The story is interesting today because Clyde Speer, new owner of the Kehres building, has just revealed plans to recondition the 60-year-old building and convert it into a hotel again, pumping new life into the downtown area. For the past several years the ground floor has been the home of Georgia Curtis' furniture and antique business with a museum collection on the second floor.

Mr. Kehres' announcement came 20 years to the day after he started in the restaurant business here. A story in The Perry Daily Journal on November 1, 1935, said work on tearing down the old structure would begin the following Monday morning. It was the last wooden building remaining on the Perry square and therefore of historic significance, but local civic boosters were anxious to see it go. The new structure was to be 100 x 95 feet, with John Mildfelt, a local contractor, in charge of construction. "The new building will be modern throughout with a buff brick front and will add greatly to the value and appearance of the business district on the north side of the square," The Journal reported. The news paper account continued:

"Beginning in the restaurant business here 20 years ago this fall with a meager stock of only a few fixtures valued at about $65, Kehres has conducted a successful cafe business here since that time. Some 12 years ago he purchased the building. This structure was one of the first to be built in Perry and with its passing goes an early landmark," the story said. A public auction was held to dispose of the old hotel furnishings to make way for all new fixtures and furniture.

Long-time Perryans remember that Mr. Kehres at one time was in the restaurant business with Roy Rueb, who was married to Walt's sister.
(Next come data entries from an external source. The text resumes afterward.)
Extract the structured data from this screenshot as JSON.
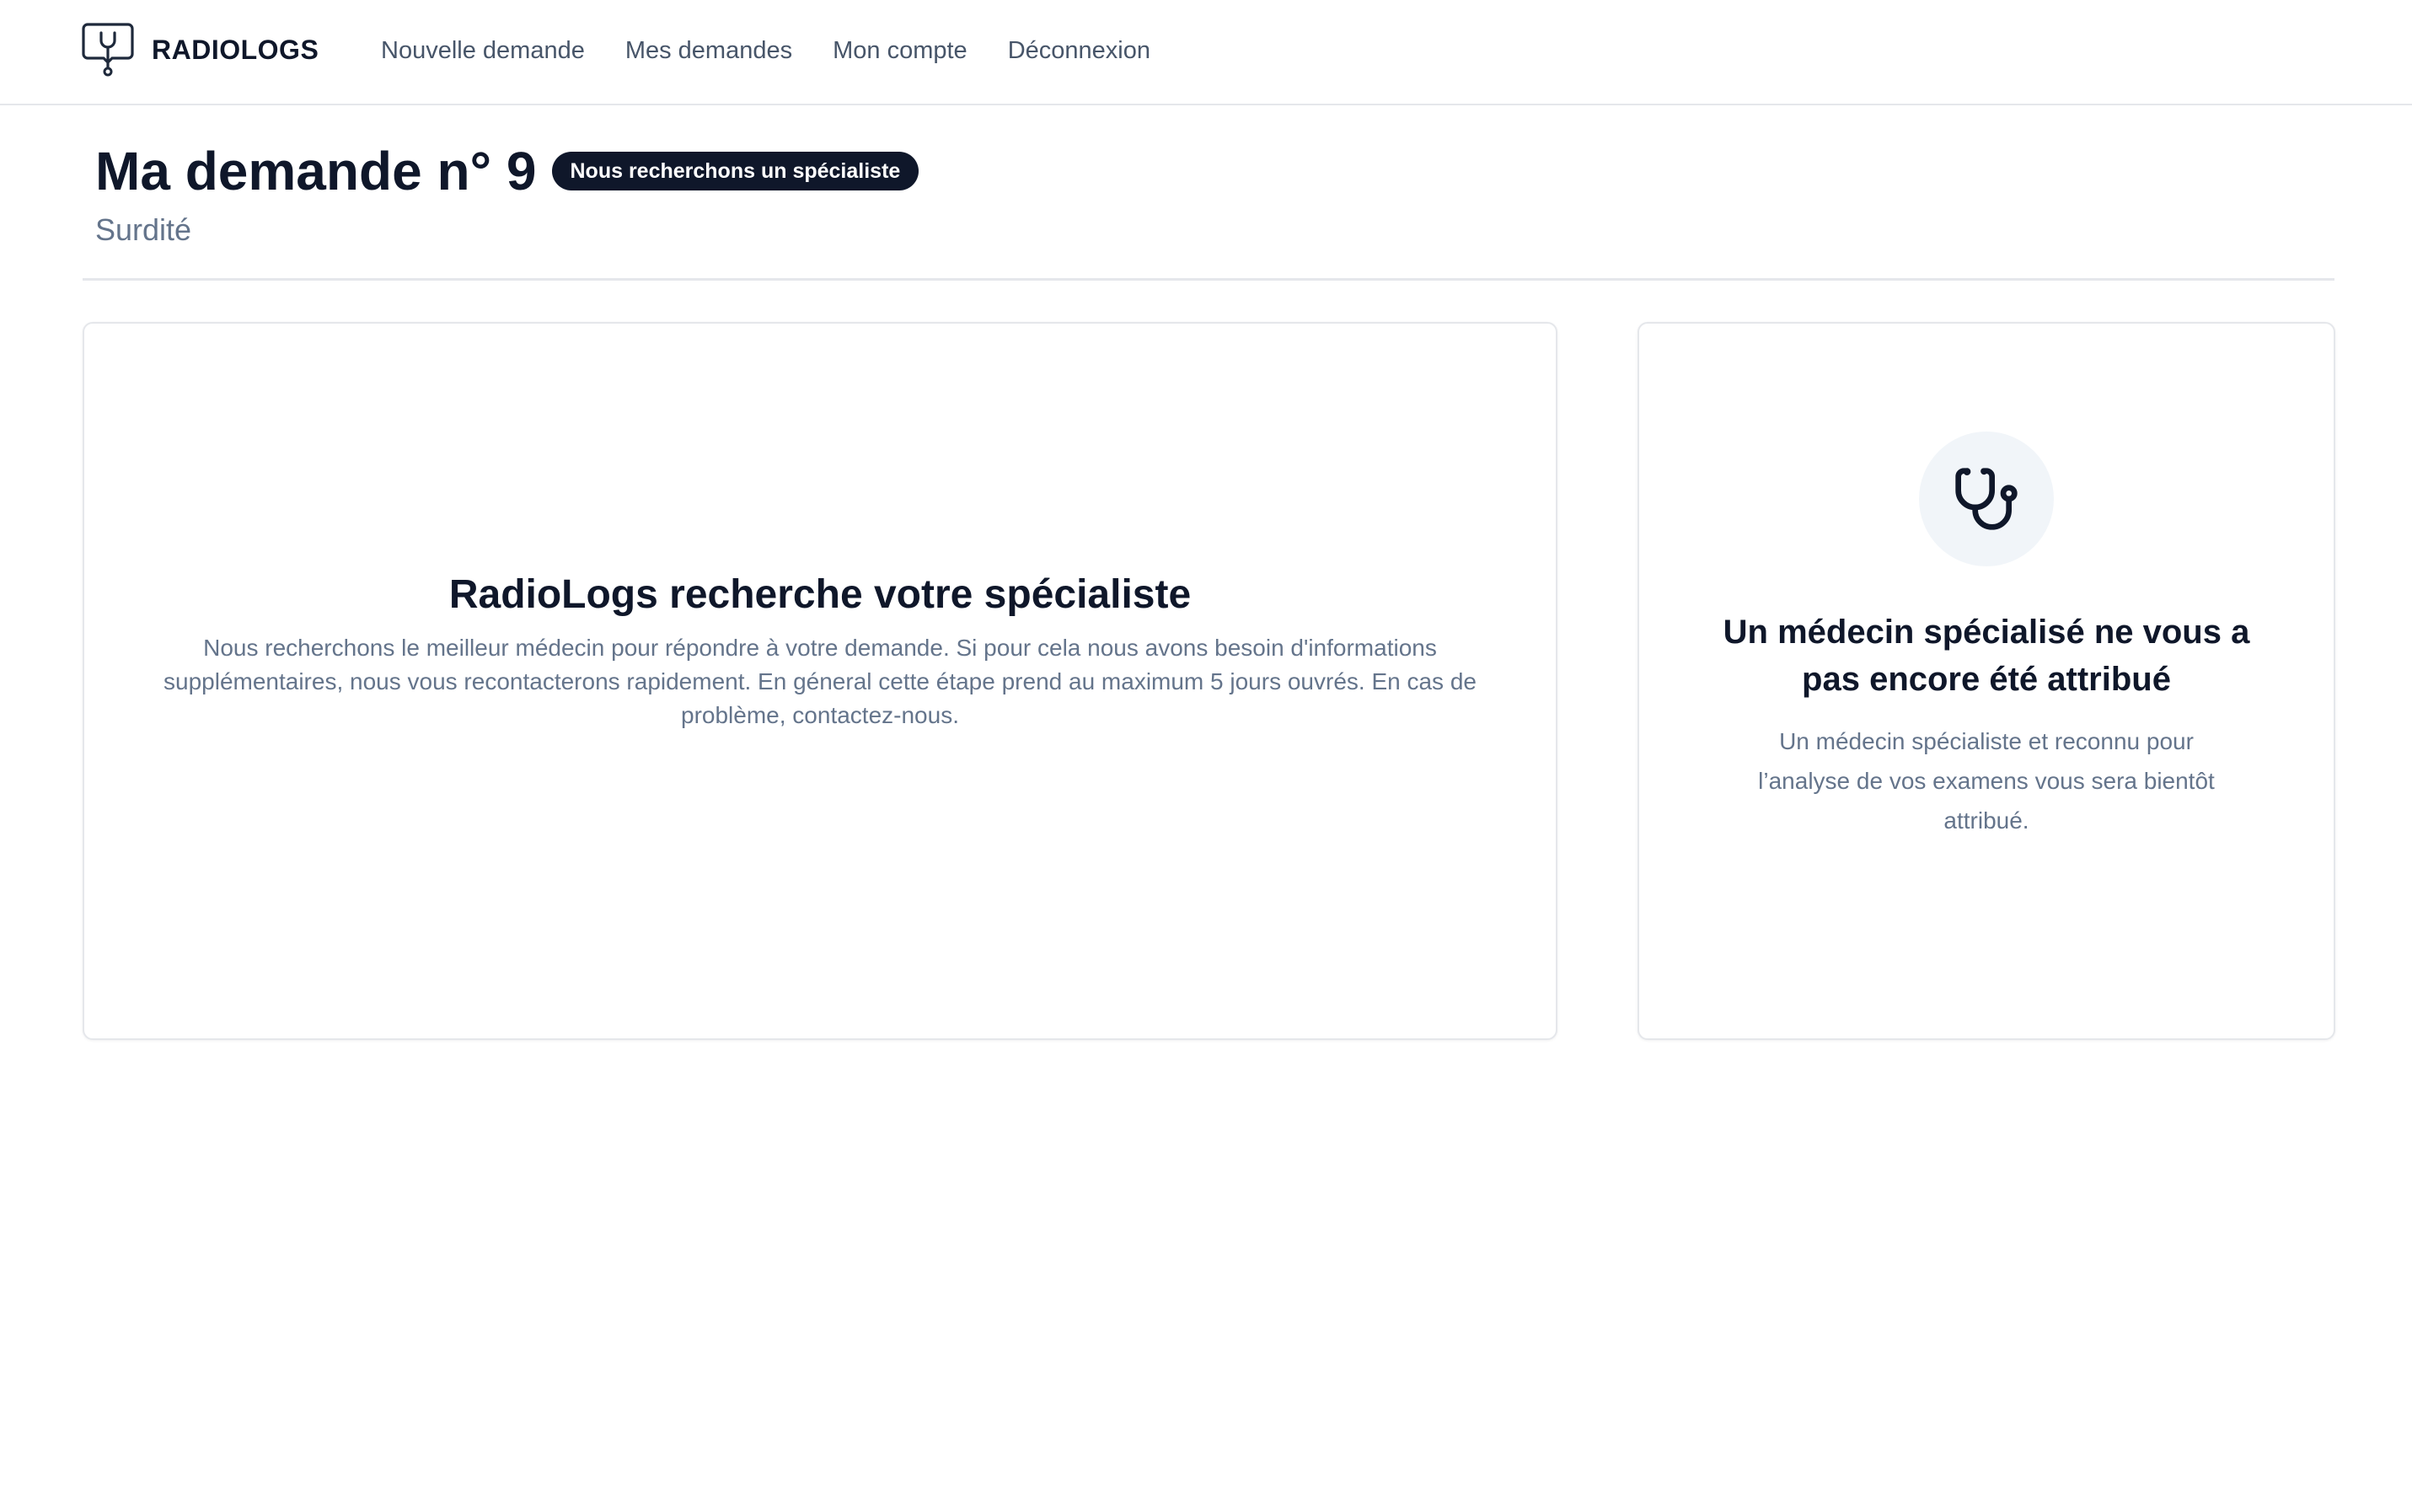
{
  "header": {
    "brand_name": "RADIOLOGS",
    "brand_icon": "stethoscope-chat-icon",
    "nav": [
      {
        "label": "Nouvelle demande"
      },
      {
        "label": "Mes demandes"
      },
      {
        "label": "Mon compte"
      },
      {
        "label": "Déconnexion"
      }
    ]
  },
  "page": {
    "title": "Ma demande n° 9",
    "status_badge": "Nous recherchons un spécialiste",
    "subtitle": "Surdité"
  },
  "main_card": {
    "title": "RadioLogs recherche votre spécialiste",
    "text": "Nous recherchons le meilleur médecin pour répondre à votre demande. Si pour cela nous avons besoin d'informations supplémentaires, nous vous recontacterons rapidement. En géneral cette étape prend au maximum 5 jours ouvrés. En cas de problème, contactez-nous."
  },
  "side_card": {
    "icon": "stethoscope-icon",
    "title": "Un médecin spécialisé ne vous a pas encore été attribué",
    "text": "Un médecin spécialiste et reconnu pour l’analyse de vos examens vous sera bientôt attribué."
  },
  "colors": {
    "primary": "#0f172a",
    "muted_text": "#64748b",
    "nav_text": "#475569",
    "border": "#e5e7eb",
    "icon_bg": "#f1f5f9"
  }
}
Mr. Rueb, also known as LeRoy, and two brothers, Albert and Alex, were Cherokee Strip run pioneers and colorful local characters. An article in The Journal's 1953 souvenir edition saluting the 60th anniversary of the run had this to say about the brothers:

"A favorite resort in the new city of Perry was the all-night restaurant of the Rueb brothers, Albert, Alex and LeRoy. These boys were located in a dugout near Wharton before the (Santa Fe) depot was moved to Perry and came to town when the trains quit stopping at Wharton. A bakery was annexed to the restaurant. The boys were good providers and kept the best eating house in the city, but they had plenty of troubles. They were on the street up town from the 'red light' district, whose turmoils and battles kept the town supplied with midnight and early morning static. Every rounder, after midnight, when there was nothing to do around the saloons, ambled down to Rueb's.

"It was a nightly occurrence for the late wayfarer to see any number of fleeing forms go by down the line from Rueb's. 'Catch him, Alex!' 'Give it to him, LeRoy!' rang out in the after-midnight air, and throughout the battle the night policeman, Bill Penn, waited on the half-sober customers and complacently took his midnight lunch.

Instinctively, every battler reached for the catsup bottle as his first weapon. But, other than Bill, only one person won the battle at Rueb's; strangely enough it was Angus Miller, the Beau Brummell salesman of the city. On an early morning parade he drove the proprietors to call the police reserves. Finally the Rueb partnership was broken up and the last of the brothers departed. The 'Blue Point' restaurant was famous the first winter for jack rabbit stew and kafir corn cakes. The latter, as a dish of society, promised to prove a revolution in good eating.

Although the story said all the Rueb brothers departed the city, old-timers tell me that Roy sold his restaurant to Mr. Kehres and then went to work for him as a cook. At any rate, there you have a bit of local lore, the heritage of what later became the Elite Hotel, which is about to experience yet another rebirth. Our next column will take one more look at the old building.